Sorry for the blurry picture, but that’s all I got today. That is Oliver during a self-imposed time alone making a nest in my room with a dozen or so collected pillows. He got mad and ran off. His running off today was prompted by something I said. He doesn’t look too mad in the picture. I guess the nest worked. The other is Benton, of course, having thrown himself on the floor, because Oliver wronged him and ran away. He knows I have the camera though and a smile is coming.
You never know when something you say to your kids will have a lasting effect, good or bad. Since my kids came along, I have found myself censoring what I say. Mostly because I fear the negative effects. A month ago I overheard a little kid say something at the park that made me think. Later that night I announced to my husband that I would no longer be using the words kill or killing in casual conversation. As in “these shoes are killing me” or “you’re killing me here” or “I could just kill him...” It isn’t a word I use much anyway (I usually wear comfortable shoes and I think of myself as a very patient person and rarely get that exasperate with people), but when I heard a kid playing around, tell his mom that he was going to kill her, I thought it sounded so wrong. I can’t imagine my little guys saying that to me.
In addition to nixing “kill” from my casual conversations, there are a few other things I do not say around my kids. For starters, I have never said anything about my weight or dieting. I have talked about exercising because I go to the gym and we like to get out and exercise together. I think not-so-kind thoughts about my body, but I never say them out aloud. We talk about being healthy and the fun we have hiking, biking or playing at the park.
I also try to avoid “hate” and various swear words and certain adult topics for obvious reasons. I never complain about the people in our lives, especially my sweet and fantastic husband, to the kids. In their eyes you are all wonderful people (mine too, I really have nothing to complain about, but if I did my kids would never know).
Despite my conscious effort, things still go wrong. Just the other day, Oliver, who wanted to eat a snack in the living room, said, in the sweetest voice, this: “Mom, where’s that freaking tray?”
On a brighter note, he hears the good stuff too. Tonight, we were all in bed reading and he announced “I love all of you so much.” Later, the little guy was tossing and turning and trying to go to sleep and I swear I heard him say ”I hate this.” I ‘m thinking “What?” and then “Weird” It makes me laugh though. I am sure he heard one of us say that. Just a reminder that regardless of our best intentions, we are not perfect parents. Not that I ever thought I was one.
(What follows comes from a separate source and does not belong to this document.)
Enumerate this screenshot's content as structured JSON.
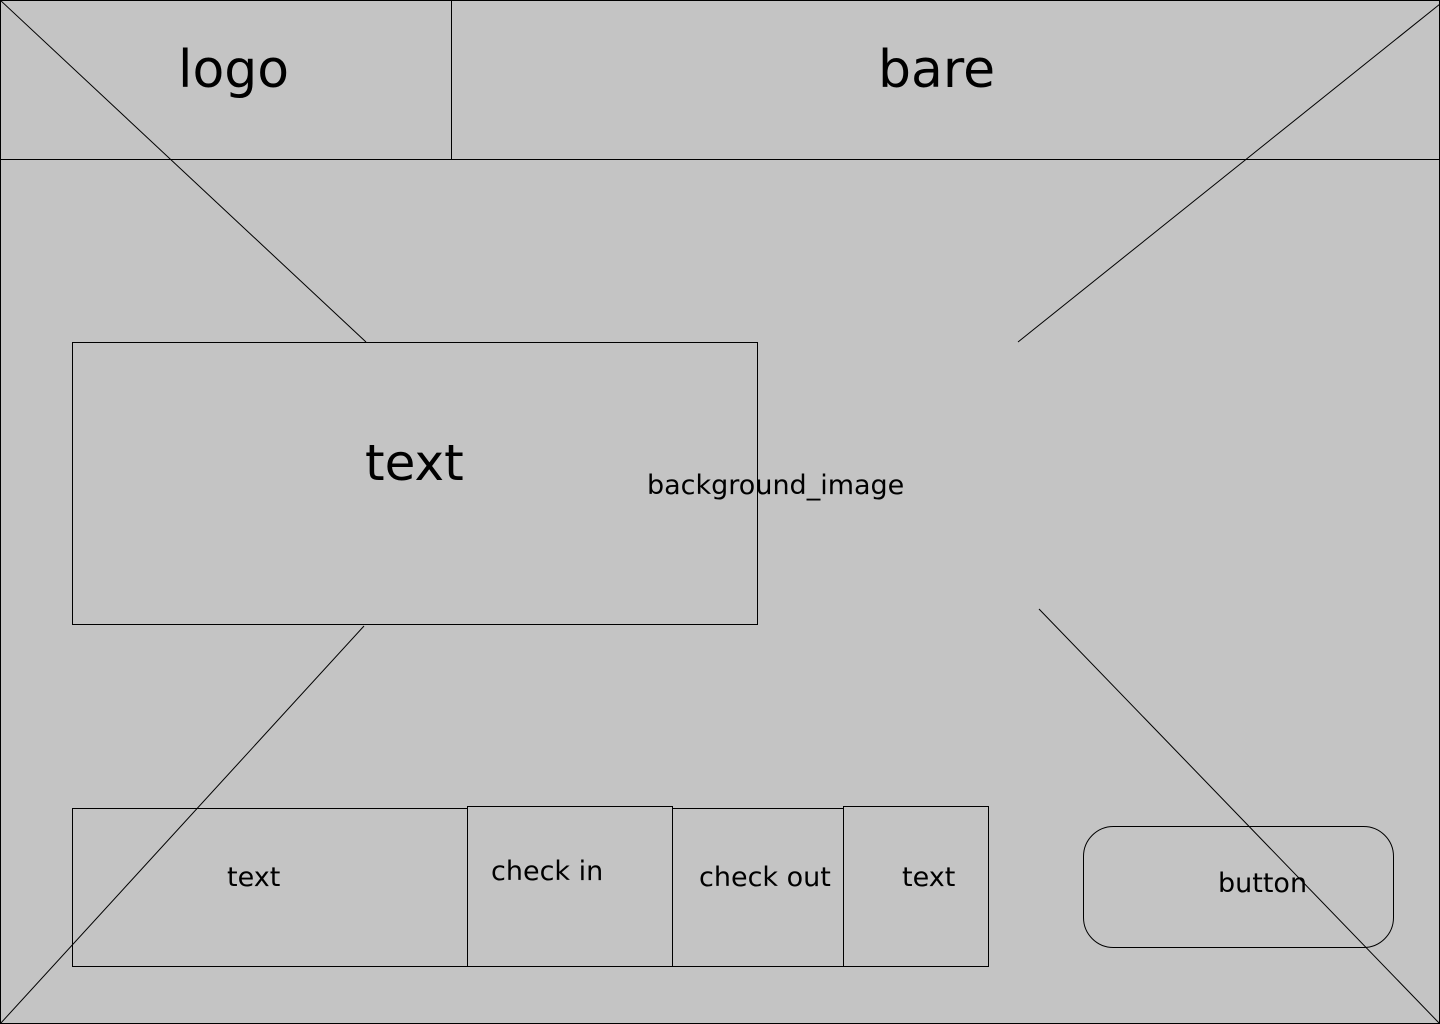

Finding the love of your life can truly make you want to be a better person, but having children makes me want to be Mary Poppins. Sadly, I am not “practically perfect in every way” as Mary was, but I do alright. I want my kids to be extraordinary and I feel the weighty responsibility of modeling patience, kindness, honesty, love, and empathy for others, not to mention all the other qualities I want to foster in them. I’m sure I’ll write about those another day.
For now, I will continue to focus on modeling empathy and patience with myself, the world and with my stubborn and bossy, but brilliant and adorable 3 year old. Benton doesn’t yet challenge me in that way, but I’m sure it is coming.
UPDATE: This morning “I hate this” turned into “I hate you.” Shocking. Oliver ran away and came back in a few minutes. I asked him where he heard that word. He said “the YMCA.” I felt guilt coming over me for leaving him in a hostile environment just so I could exercise, but tried to stay focused. He climbed up into my lap and told me a boy said that to him and also “to stay away” from him. Ok. So we talked about telling mommy about these kinds of things instead of taking out his hurt and anger on others and what to do at the Y if it happens again.
My poor sweet boy. He had no idea what to do. He had never been spoken to that way. He mentioned his real friends and said they would never talk to him like that. We have been sick and haven’t seen anyone in awhile, so I think he was really missing his playmates. In retrospect, it is scary how much that one incident nearly 2 weeks ago has influenced how he has interacted with all of us.
Any thoughts about all this or similar incidents with your kiddos? Leave a comment or send me an email.